EXERCISE PROMPT
Please report how many lines in these records contain the string "photo", and give nothing besides the number.

Data about app and page elements:
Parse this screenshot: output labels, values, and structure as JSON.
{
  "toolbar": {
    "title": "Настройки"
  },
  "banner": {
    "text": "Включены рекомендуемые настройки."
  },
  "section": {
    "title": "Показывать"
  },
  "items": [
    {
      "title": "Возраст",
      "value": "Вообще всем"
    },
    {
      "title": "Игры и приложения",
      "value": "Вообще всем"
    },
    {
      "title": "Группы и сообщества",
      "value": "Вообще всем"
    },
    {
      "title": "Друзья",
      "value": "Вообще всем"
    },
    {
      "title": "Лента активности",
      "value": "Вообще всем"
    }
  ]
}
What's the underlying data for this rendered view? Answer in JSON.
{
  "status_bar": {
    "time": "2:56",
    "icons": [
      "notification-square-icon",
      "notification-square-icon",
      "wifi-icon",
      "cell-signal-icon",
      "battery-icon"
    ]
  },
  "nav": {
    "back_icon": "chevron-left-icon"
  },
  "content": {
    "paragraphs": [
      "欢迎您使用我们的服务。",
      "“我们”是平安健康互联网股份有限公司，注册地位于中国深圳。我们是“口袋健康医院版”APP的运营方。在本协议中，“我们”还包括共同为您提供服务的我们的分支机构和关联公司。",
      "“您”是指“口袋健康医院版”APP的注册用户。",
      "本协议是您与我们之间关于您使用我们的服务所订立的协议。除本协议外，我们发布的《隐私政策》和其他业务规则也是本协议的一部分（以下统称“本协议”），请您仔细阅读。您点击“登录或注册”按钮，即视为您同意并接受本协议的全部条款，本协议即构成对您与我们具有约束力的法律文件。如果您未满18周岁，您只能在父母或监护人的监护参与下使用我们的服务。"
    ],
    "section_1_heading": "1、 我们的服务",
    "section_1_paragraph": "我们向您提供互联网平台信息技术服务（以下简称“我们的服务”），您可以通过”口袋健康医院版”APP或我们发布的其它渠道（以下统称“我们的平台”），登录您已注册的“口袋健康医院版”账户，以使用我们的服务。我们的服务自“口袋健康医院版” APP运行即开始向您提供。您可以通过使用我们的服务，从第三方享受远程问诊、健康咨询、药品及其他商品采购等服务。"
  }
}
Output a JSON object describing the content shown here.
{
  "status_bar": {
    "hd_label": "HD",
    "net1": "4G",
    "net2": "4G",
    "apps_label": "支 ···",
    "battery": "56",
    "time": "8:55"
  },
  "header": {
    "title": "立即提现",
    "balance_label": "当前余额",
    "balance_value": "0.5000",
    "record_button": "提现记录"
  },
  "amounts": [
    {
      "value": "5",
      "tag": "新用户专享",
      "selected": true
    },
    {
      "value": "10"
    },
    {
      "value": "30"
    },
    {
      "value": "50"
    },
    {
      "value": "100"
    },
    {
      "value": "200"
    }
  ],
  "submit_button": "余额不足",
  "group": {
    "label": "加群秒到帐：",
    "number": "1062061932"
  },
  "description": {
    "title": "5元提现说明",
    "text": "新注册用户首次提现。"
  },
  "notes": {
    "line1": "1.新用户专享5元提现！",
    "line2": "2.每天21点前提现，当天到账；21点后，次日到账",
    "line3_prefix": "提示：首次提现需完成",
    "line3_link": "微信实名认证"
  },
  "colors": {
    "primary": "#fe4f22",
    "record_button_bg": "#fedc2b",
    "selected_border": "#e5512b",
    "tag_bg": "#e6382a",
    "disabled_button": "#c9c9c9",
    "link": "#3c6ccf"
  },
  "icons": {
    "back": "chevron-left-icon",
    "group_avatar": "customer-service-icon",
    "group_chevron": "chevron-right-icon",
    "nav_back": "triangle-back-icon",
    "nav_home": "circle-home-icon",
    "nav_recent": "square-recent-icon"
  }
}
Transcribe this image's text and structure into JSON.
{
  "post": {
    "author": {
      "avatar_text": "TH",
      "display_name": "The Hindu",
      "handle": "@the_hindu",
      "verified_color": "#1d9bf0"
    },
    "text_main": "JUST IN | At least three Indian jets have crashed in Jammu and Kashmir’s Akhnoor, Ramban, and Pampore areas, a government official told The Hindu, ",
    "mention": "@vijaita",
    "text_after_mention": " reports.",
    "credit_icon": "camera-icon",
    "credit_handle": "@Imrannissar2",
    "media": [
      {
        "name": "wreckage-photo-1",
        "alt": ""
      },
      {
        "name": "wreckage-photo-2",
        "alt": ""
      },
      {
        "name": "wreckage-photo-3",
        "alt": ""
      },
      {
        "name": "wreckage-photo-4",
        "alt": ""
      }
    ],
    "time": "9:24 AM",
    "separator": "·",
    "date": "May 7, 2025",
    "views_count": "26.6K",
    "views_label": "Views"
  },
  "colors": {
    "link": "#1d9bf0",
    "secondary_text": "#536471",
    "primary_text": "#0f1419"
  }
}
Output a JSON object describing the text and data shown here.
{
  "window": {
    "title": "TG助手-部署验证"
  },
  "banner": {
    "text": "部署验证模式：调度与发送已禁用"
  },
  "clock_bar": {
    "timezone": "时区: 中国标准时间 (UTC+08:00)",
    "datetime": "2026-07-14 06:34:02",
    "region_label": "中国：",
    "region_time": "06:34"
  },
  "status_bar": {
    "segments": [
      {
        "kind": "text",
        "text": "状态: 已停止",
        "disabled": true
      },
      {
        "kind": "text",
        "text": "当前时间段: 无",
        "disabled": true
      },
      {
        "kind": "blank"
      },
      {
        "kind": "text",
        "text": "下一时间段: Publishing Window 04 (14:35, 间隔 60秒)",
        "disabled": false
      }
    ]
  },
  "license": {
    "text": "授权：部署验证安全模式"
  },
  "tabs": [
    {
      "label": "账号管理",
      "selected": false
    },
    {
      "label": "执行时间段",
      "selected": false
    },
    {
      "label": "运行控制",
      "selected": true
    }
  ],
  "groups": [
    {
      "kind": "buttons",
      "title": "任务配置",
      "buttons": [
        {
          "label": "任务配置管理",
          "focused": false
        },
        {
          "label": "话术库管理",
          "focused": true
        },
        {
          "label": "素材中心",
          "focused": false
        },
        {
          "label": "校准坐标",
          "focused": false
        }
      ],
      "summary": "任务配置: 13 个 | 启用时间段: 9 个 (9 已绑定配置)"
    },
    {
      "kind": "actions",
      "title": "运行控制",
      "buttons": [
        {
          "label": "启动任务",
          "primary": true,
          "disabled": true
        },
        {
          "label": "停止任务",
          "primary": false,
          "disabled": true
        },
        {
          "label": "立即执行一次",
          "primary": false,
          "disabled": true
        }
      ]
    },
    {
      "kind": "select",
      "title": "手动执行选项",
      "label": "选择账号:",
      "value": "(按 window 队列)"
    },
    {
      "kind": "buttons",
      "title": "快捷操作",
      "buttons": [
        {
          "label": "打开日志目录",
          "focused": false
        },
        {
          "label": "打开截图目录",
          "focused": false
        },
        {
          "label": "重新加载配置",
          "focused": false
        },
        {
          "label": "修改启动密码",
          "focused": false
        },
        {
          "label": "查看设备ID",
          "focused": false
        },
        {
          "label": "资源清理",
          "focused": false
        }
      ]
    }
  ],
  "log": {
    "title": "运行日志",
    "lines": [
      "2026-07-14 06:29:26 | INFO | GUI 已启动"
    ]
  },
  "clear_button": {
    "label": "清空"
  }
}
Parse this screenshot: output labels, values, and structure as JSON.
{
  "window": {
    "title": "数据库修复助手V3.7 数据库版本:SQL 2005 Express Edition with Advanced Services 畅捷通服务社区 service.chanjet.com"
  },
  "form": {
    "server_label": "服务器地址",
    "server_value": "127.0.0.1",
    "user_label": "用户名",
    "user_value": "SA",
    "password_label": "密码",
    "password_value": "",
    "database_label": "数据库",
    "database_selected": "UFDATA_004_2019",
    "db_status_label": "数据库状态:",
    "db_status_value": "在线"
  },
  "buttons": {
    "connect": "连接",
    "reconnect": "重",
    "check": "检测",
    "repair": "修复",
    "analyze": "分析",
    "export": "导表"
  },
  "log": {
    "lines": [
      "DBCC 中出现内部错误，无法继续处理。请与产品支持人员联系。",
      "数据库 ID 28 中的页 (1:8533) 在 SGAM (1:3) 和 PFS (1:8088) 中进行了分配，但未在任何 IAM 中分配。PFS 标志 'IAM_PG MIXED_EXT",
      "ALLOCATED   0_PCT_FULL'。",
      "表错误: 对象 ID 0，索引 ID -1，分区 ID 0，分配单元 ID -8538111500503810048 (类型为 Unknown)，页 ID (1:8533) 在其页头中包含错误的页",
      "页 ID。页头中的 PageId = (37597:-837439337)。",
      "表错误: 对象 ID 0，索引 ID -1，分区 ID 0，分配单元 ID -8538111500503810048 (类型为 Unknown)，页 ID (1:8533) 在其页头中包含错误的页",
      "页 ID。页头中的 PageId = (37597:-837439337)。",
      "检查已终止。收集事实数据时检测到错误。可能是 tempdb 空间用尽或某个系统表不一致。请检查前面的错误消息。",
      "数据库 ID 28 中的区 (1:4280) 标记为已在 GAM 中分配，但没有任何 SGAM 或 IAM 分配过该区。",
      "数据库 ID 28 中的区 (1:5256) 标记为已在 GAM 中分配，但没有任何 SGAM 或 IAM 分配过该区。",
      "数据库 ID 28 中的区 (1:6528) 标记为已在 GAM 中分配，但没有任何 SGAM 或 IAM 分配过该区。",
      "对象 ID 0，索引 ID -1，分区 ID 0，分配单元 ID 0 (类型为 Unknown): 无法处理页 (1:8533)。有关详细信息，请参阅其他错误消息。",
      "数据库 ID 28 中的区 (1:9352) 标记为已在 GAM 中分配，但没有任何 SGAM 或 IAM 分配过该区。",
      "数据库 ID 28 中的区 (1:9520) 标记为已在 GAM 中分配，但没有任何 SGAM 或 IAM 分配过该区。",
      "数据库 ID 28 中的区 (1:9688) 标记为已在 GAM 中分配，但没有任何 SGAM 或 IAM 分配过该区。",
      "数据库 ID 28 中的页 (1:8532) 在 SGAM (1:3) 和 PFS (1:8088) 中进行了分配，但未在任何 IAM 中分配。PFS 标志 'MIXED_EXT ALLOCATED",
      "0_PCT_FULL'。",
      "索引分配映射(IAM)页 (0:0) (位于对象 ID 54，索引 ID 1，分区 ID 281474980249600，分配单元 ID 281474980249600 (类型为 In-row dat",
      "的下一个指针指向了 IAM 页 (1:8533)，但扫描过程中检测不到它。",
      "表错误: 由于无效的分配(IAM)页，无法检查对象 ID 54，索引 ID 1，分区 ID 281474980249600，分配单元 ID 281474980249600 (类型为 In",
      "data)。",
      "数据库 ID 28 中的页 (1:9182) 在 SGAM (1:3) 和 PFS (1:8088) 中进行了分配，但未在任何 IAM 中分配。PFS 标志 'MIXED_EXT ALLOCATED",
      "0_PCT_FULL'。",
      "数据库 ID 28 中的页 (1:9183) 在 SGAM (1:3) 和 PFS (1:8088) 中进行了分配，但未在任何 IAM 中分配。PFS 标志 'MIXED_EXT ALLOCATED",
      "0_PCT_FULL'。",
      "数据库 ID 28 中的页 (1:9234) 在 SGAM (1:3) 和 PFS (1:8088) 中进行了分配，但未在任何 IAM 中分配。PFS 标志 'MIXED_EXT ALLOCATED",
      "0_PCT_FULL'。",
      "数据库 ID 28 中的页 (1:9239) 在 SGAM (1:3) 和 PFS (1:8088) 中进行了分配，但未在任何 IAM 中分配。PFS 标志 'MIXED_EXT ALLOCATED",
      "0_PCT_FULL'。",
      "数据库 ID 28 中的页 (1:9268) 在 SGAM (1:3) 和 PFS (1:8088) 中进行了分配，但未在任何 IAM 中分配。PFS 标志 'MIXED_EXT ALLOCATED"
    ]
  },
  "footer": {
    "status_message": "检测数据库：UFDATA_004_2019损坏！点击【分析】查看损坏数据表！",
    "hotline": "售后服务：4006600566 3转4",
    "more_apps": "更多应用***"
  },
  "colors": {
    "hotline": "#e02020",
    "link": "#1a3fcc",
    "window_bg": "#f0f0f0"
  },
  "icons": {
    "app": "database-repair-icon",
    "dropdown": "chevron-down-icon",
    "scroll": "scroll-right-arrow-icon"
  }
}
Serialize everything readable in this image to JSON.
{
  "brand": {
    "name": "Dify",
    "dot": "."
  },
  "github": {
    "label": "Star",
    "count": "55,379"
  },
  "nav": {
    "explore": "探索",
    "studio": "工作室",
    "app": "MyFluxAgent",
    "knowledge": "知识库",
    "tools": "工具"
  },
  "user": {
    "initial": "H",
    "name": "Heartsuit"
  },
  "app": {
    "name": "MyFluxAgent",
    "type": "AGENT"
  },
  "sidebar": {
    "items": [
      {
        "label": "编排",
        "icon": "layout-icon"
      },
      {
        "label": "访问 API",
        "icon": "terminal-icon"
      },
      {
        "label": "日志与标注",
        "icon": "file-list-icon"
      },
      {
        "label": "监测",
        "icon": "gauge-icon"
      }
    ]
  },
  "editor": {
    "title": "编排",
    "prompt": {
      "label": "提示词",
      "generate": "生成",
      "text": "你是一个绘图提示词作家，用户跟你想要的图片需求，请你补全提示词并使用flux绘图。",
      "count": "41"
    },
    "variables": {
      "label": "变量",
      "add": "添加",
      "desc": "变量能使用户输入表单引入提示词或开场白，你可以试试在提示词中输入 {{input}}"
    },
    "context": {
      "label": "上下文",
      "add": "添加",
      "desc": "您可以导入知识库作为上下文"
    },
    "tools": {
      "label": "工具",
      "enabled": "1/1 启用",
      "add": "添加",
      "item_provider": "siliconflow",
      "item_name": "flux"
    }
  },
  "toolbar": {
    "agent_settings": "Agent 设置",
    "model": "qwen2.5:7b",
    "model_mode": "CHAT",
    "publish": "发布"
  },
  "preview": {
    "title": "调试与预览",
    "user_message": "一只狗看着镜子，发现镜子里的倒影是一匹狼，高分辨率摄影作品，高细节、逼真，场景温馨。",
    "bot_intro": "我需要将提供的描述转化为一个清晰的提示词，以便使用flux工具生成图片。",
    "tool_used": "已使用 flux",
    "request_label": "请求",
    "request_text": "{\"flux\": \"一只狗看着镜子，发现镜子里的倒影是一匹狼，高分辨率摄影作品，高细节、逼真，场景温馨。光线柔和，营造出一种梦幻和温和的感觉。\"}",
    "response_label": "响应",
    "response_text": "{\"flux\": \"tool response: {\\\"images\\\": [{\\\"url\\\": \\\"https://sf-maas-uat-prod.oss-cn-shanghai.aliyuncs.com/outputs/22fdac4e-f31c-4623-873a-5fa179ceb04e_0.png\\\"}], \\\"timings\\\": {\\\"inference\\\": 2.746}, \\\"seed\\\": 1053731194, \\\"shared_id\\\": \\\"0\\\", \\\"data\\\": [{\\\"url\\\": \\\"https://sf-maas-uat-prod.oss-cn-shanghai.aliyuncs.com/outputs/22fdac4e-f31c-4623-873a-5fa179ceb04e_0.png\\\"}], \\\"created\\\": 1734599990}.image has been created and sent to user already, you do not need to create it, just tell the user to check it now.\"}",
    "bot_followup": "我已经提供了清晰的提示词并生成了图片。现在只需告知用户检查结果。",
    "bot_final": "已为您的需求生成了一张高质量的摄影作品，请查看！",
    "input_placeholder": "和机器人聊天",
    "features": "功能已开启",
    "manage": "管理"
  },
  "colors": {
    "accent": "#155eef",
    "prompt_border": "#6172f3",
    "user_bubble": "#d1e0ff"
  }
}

OUTPUT
4